Tuesday, 22 March 2016
Jamb Registrar Dibu Ojerinde Speaks About Jamb 2016
He said the protest in Lagos, a few days ago allegedly by UTME candidates demanding for cancellation of the results of the examination was sponsored to discredit the good work the Board is doing in the efforts to strengthen the quality of tertiary education in the country.
Ojerinde, who briefed newmen on Friday, in Abuja, on the conduct of the 2016 UTME, said conduct of public examination in Nigeria has become a war.
He disclosed that the organiser of the protest who incidentally was an owner of a centre designated for the examination was aggrieved because he was not allowed by the JAMB officials at the centre to perpetrate examination malpractice.
Ojerinde explained how a JAMB official at the Lagos Centre was threatened after rejecting N6 million bribe offer, saying this prompted the relocation of the candidates at the centre to Moro in Osun State.

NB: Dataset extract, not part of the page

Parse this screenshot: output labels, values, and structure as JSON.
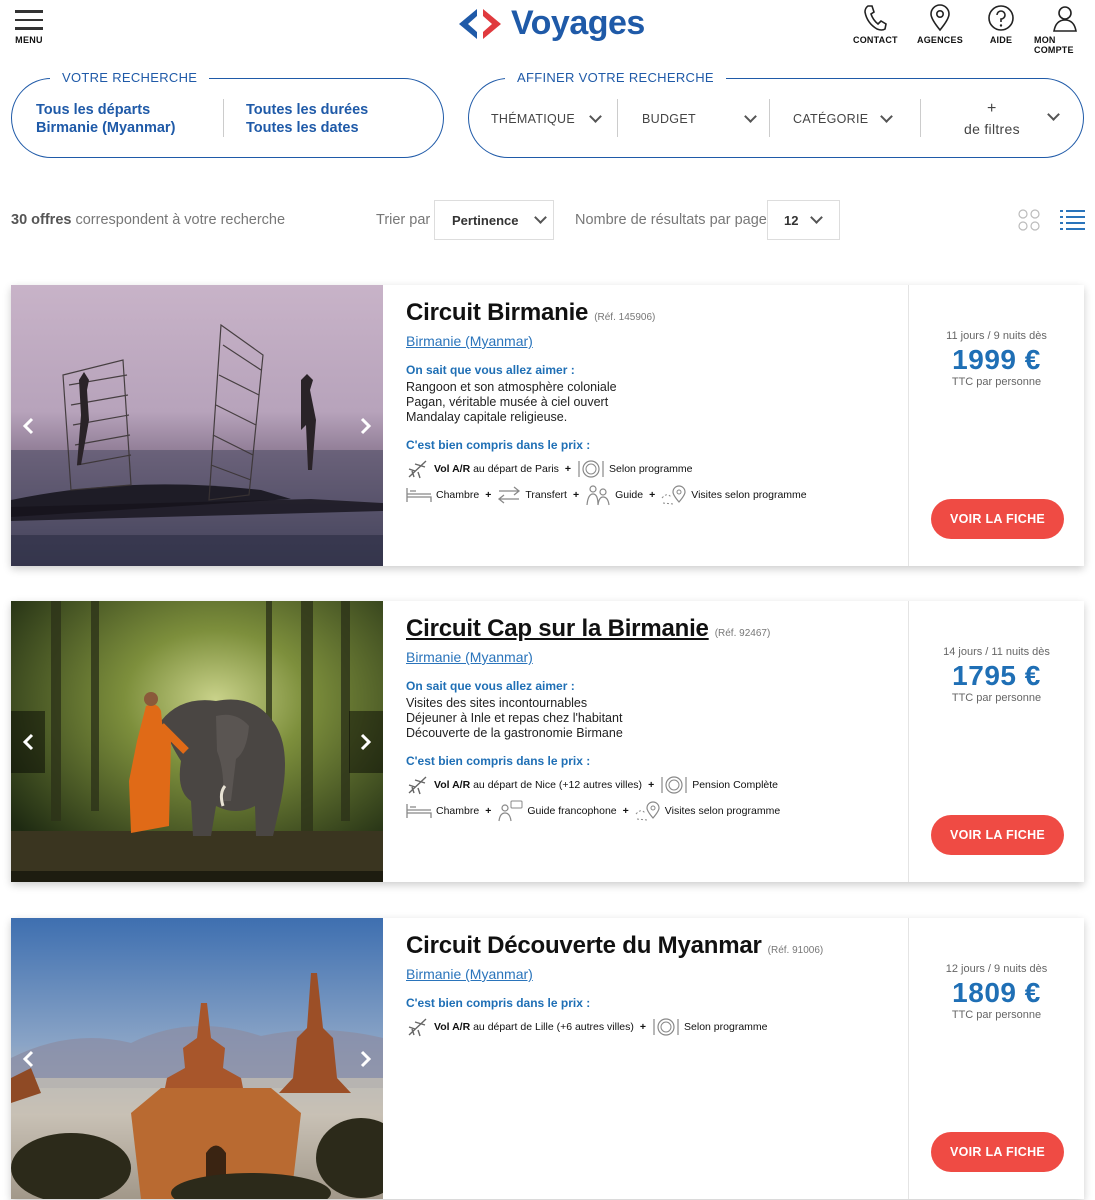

Over 1,592,44 candidates registered for the 2016 UTME nationwide and in seven foreign countries.
He added that the owner of the centre, in the effort to justify money he collected illegally from parents and candidates organised the protest in Lagos.
It was also gathered that a lady who was arrested at the centre for impersonation, confessed that she and others were paid N25,000 each to do the job.
Ojerinde said the actual candidates that sat for the examination was 1,546,633 representing 97.12 per cent, while a total of 23,577 candidates absented from the examination representing 1.48 per cent of the total number candidates that registered for 2016 UTME.
He disclosed that a total of 145,704 representing 9.1 per cent of candidates had the issue of multiple results, which the Board has tried to sort out.
The JAMB Registrar, further disclosed that results of Uromi approved UTME Centre in Edo State, were being withheld as a result of massive irregularities and invasion of the centre by armed hoodlums.
A JAMB official in charge of the centre was said to have rejected an offer of N1 million “corporation fee” (bribe), allegedly by the owner of the centre in collaboration with some parents and candidates to allow them perpetrate examination malpractices.
He disclosed that the armed invaders were over 20 persons, adding that timely intervention of the military saved the day and that the candidates for the centre were relocated to Auchi, where the remaining examinations were held with the supervision of soldiers.
Ojerinde, however, admitted that there were some challenges in the first and second days of the examination leading to relocation of a total of 59,000 candidates to new centres and 16 States of the Federation.
He promised that special arrangement would be made for those who were genuinely affected by the relocation to sit for the examination at a rescheduled date to be announced to them.